(Beginning of AVAILABLE RECORDS)

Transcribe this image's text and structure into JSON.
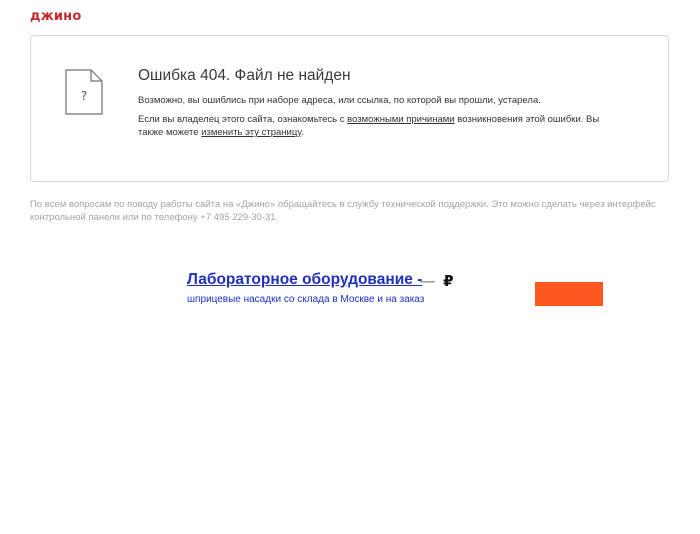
{
  "header": {
    "logo": "джино"
  },
  "error": {
    "icon": "file-question-icon",
    "icon_glyph": "?",
    "title": "Ошибка 404. Файл не найден",
    "message": "Возможно, вы ошиблись при наборе адреса, или ссылка, по которой вы прошли, устарела.",
    "owner_text_1": "Если вы владелец этого сайта, ознакомьтесь с",
    "reasons_link": "возможными причинами",
    "owner_text_2": "возникновения этой ошибки. Вы также можете",
    "edit_link": "изменить эту страницу",
    "owner_text_end": "."
  },
  "support": {
    "text": "По всем вопросам по поводу работы сайта на «Джино» обращайтесь в службу технической поддержки. Это можно сделать через интерфейс контрольной панели или по телефону +7 495 229-30-31."
  },
  "ad": {
    "title": "Лабораторное оборудование -",
    "price_dash": "—",
    "currency": "₽",
    "description": "шприцевые насадки со склада в Москве и на заказ",
    "button_color": "#ff5722"
  },
  "colors": {
    "brand": "#c62a2a",
    "ad_link": "#1f2fbf",
    "muted_text": "#a3a3a3",
    "card_border": "#d7d7d7"
  }
}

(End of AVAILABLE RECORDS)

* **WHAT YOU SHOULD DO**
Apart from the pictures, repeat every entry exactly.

* **RESULT FOR THIS EXERCISE**
Transcribe this image's text and structure into JSON.
{
  "header": {
    "logo": "джино"
  },
  "error": {
    "icon": "file-question-icon",
    "icon_glyph": "?",
    "title": "Ошибка 404. Файл не найден",
    "message": "Возможно, вы ошиблись при наборе адреса, или ссылка, по которой вы прошли, устарела.",
    "owner_text_1": "Если вы владелец этого сайта, ознакомьтесь с",
    "reasons_link": "возможными причинами",
    "owner_text_2": "возникновения этой ошибки. Вы также можете",
    "edit_link": "изменить эту страницу",
    "owner_text_end": "."
  },
  "support": {
    "text": "По всем вопросам по поводу работы сайта на «Джино» обращайтесь в службу технической поддержки. Это можно сделать через интерфейс контрольной панели или по телефону +7 495 229-30-31."
  },
  "ad": {
    "title": "Лабораторное оборудование -",
    "price_dash": "—",
    "currency": "₽",
    "description": "шприцевые насадки со склада в Москве и на заказ",
    "button_color": "#ff5722"
  },
  "colors": {
    "brand": "#c62a2a",
    "ad_link": "#1f2fbf",
    "muted_text": "#a3a3a3",
    "card_border": "#d7d7d7"
  }
}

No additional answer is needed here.